[Material provided]
== == ==

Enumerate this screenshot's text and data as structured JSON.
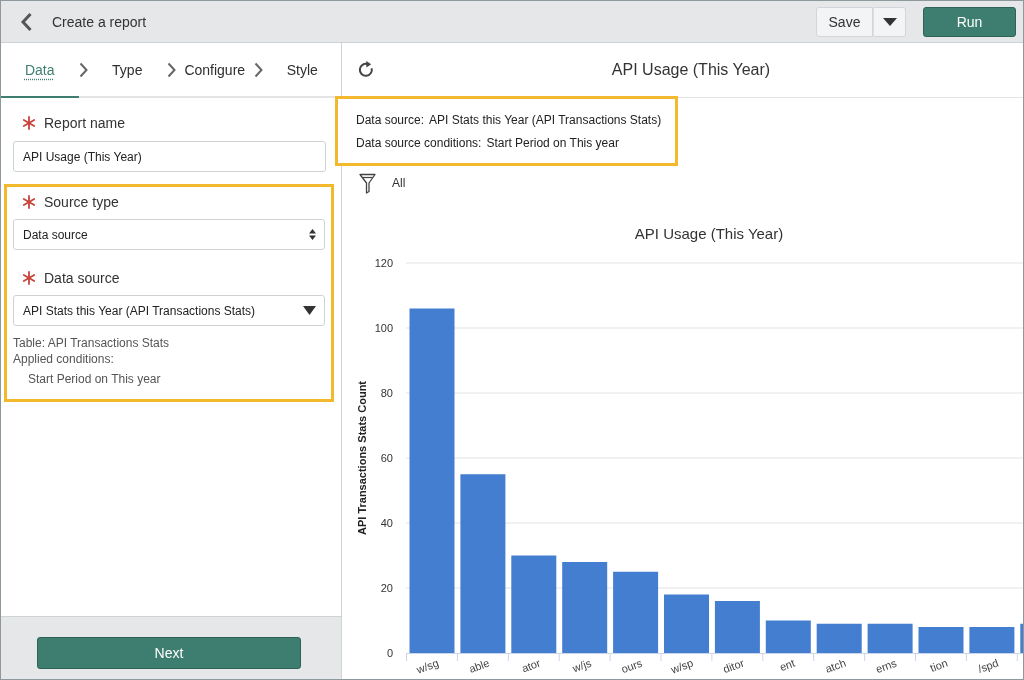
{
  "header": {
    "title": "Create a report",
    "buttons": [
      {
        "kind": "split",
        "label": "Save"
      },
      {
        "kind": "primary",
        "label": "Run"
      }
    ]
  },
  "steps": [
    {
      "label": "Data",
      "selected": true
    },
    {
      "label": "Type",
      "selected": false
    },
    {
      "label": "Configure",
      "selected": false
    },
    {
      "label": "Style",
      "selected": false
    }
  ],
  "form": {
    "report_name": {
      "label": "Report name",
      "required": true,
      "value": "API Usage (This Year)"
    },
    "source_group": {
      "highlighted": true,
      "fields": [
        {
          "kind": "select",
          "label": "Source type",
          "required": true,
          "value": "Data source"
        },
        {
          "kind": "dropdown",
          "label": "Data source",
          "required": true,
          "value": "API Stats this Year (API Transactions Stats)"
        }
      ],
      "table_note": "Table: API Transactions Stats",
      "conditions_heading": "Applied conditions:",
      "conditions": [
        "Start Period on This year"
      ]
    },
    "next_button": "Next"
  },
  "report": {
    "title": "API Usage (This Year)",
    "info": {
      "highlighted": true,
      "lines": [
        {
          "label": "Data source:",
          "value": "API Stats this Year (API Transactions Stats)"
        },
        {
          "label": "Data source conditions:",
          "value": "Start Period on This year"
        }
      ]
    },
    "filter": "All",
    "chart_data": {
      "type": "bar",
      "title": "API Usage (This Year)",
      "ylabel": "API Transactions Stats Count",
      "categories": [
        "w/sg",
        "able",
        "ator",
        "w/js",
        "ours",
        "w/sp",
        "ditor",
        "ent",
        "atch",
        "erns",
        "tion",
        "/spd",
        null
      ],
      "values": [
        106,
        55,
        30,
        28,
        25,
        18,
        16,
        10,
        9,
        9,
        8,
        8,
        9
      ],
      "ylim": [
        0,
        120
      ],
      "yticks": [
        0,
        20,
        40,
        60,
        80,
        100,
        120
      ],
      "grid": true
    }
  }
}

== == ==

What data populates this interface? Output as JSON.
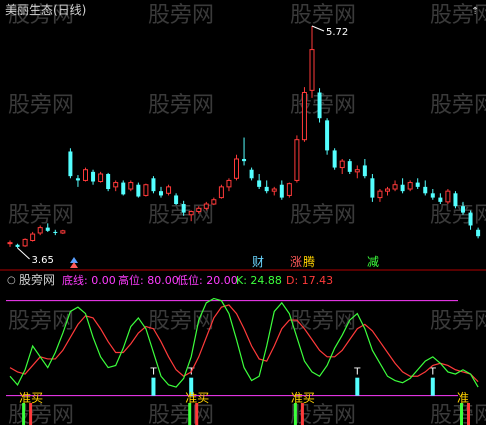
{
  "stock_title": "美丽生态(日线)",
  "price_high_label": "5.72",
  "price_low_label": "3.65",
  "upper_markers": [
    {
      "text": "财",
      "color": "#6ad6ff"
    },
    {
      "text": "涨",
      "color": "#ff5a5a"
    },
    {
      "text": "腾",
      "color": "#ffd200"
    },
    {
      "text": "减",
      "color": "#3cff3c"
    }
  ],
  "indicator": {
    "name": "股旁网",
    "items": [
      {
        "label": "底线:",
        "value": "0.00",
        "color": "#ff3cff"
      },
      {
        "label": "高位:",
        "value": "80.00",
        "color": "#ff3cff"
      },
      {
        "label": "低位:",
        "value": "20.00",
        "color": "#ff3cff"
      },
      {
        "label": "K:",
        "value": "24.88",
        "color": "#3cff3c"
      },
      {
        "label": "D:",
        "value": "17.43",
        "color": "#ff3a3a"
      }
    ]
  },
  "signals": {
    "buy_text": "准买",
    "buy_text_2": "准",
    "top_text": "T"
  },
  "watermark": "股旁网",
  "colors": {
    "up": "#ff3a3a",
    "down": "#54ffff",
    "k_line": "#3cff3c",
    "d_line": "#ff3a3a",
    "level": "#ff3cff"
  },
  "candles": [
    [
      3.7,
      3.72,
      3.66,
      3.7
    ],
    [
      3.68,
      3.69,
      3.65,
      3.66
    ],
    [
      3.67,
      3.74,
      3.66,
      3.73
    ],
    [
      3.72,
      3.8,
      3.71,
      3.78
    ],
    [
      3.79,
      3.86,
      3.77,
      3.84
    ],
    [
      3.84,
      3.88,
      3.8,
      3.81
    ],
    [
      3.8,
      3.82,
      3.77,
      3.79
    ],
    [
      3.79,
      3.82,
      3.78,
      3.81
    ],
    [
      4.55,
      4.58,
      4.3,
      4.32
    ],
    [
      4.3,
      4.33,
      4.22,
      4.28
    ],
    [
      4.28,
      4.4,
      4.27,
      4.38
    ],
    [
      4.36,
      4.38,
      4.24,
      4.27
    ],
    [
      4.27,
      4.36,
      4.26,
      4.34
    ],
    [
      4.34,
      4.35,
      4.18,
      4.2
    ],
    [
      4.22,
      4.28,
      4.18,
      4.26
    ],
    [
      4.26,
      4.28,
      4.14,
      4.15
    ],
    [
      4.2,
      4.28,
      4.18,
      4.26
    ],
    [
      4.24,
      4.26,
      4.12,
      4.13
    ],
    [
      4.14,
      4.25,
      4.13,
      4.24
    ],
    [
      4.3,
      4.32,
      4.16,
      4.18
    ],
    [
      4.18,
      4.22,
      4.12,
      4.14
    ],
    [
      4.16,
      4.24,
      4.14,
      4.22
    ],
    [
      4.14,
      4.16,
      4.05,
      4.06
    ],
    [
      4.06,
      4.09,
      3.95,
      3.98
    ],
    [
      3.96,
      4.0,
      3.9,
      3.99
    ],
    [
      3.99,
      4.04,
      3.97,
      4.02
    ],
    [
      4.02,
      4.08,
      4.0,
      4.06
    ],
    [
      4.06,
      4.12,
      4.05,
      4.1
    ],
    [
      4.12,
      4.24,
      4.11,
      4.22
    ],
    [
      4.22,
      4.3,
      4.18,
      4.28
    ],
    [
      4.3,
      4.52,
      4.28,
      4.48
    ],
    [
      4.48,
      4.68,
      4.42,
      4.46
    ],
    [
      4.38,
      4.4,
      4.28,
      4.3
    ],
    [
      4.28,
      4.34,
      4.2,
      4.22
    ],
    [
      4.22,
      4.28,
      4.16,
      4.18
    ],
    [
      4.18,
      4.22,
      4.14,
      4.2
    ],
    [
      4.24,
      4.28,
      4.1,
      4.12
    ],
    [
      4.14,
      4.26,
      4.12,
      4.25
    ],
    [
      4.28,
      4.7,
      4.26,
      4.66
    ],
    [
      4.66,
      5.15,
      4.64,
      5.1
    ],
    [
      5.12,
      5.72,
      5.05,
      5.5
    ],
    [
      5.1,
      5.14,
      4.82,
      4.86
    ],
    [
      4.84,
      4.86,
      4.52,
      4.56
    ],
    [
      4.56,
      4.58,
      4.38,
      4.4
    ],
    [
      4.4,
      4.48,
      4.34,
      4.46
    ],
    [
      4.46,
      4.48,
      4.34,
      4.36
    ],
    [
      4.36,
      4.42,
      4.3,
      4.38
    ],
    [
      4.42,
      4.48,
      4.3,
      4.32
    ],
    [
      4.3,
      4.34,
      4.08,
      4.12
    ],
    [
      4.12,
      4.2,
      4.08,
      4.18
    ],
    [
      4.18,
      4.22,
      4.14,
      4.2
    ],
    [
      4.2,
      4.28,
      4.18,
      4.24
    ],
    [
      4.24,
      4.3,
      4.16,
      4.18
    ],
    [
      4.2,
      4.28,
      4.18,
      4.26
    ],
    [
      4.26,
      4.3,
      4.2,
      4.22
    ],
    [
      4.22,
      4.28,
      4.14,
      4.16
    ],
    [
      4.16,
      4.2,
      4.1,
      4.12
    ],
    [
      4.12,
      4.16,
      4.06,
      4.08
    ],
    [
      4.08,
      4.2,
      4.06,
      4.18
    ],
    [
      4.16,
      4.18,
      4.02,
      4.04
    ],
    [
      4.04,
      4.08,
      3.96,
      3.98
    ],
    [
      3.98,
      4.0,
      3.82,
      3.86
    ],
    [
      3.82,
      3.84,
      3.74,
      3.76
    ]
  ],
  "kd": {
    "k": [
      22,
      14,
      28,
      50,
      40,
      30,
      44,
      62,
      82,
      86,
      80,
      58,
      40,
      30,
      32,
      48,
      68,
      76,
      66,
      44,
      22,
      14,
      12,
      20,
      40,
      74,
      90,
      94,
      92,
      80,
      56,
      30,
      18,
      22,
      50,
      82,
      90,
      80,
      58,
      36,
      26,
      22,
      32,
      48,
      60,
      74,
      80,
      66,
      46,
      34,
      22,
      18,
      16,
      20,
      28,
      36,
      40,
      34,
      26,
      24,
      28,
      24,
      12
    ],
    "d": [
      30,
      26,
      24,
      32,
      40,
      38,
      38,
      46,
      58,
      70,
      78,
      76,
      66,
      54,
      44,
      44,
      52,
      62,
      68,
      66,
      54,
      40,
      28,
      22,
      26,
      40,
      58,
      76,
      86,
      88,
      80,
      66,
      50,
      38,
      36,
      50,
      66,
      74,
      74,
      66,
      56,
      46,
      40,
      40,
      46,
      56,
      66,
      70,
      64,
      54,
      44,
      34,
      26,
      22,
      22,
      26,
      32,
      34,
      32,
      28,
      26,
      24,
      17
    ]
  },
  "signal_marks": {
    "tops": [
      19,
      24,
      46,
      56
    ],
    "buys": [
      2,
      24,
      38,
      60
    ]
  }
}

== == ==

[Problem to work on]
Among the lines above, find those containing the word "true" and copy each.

[Expected answer]
      "selected": true
      "required": true,
      "highlighted": true,
          "required": true,
          "required": true,
      "highlighted": true,
      "grid": true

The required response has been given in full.